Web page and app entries
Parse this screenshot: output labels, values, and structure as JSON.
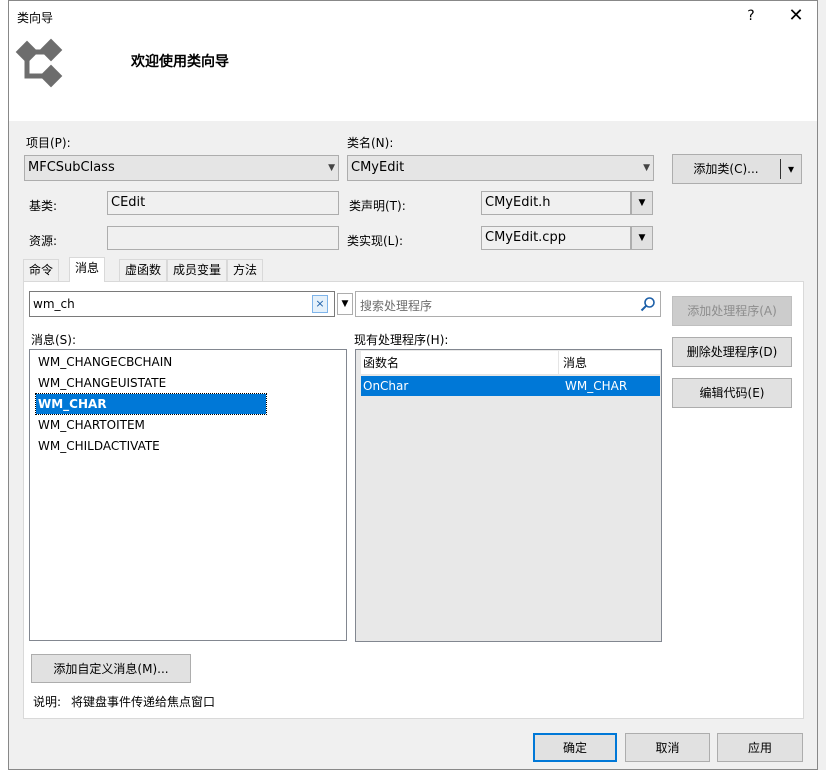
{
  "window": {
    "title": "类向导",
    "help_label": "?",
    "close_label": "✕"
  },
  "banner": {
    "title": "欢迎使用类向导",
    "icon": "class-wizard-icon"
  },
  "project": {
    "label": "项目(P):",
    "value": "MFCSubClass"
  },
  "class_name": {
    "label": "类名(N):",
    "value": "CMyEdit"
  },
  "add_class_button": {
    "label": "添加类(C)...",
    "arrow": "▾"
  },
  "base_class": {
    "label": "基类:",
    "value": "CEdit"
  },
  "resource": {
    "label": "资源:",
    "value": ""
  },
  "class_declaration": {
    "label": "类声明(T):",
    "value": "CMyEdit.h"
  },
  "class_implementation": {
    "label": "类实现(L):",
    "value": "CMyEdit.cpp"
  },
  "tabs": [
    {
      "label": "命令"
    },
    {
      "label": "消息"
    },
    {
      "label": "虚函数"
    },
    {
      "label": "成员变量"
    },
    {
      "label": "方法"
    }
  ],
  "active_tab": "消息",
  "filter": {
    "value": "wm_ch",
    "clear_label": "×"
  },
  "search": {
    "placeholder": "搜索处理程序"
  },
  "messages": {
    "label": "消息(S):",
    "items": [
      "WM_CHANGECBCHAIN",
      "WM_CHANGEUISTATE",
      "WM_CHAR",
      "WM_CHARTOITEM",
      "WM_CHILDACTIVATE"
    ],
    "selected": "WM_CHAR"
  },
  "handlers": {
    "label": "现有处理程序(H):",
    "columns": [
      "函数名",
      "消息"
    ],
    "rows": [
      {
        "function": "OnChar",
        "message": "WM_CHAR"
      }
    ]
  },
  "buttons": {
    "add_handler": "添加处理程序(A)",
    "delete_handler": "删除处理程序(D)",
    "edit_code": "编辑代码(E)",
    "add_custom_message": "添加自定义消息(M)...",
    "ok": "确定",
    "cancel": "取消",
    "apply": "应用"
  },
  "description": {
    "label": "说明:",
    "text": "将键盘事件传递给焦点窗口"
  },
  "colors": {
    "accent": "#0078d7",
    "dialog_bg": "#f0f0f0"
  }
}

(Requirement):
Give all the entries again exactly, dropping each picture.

(Exercise answer):
Parse this screenshot: output labels, values, and structure as JSON.
{
  "window": {
    "title": "类向导",
    "help_label": "?",
    "close_label": "✕"
  },
  "banner": {
    "title": "欢迎使用类向导",
    "icon": "class-wizard-icon"
  },
  "project": {
    "label": "项目(P):",
    "value": "MFCSubClass"
  },
  "class_name": {
    "label": "类名(N):",
    "value": "CMyEdit"
  },
  "add_class_button": {
    "label": "添加类(C)...",
    "arrow": "▾"
  },
  "base_class": {
    "label": "基类:",
    "value": "CEdit"
  },
  "resource": {
    "label": "资源:",
    "value": ""
  },
  "class_declaration": {
    "label": "类声明(T):",
    "value": "CMyEdit.h"
  },
  "class_implementation": {
    "label": "类实现(L):",
    "value": "CMyEdit.cpp"
  },
  "tabs": [
    {
      "label": "命令"
    },
    {
      "label": "消息"
    },
    {
      "label": "虚函数"
    },
    {
      "label": "成员变量"
    },
    {
      "label": "方法"
    }
  ],
  "active_tab": "消息",
  "filter": {
    "value": "wm_ch",
    "clear_label": "×"
  },
  "search": {
    "placeholder": "搜索处理程序"
  },
  "messages": {
    "label": "消息(S):",
    "items": [
      "WM_CHANGECBCHAIN",
      "WM_CHANGEUISTATE",
      "WM_CHAR",
      "WM_CHARTOITEM",
      "WM_CHILDACTIVATE"
    ],
    "selected": "WM_CHAR"
  },
  "handlers": {
    "label": "现有处理程序(H):",
    "columns": [
      "函数名",
      "消息"
    ],
    "rows": [
      {
        "function": "OnChar",
        "message": "WM_CHAR"
      }
    ]
  },
  "buttons": {
    "add_handler": "添加处理程序(A)",
    "delete_handler": "删除处理程序(D)",
    "edit_code": "编辑代码(E)",
    "add_custom_message": "添加自定义消息(M)...",
    "ok": "确定",
    "cancel": "取消",
    "apply": "应用"
  },
  "description": {
    "label": "说明:",
    "text": "将键盘事件传递给焦点窗口"
  },
  "colors": {
    "accent": "#0078d7",
    "dialog_bg": "#f0f0f0"
  }
}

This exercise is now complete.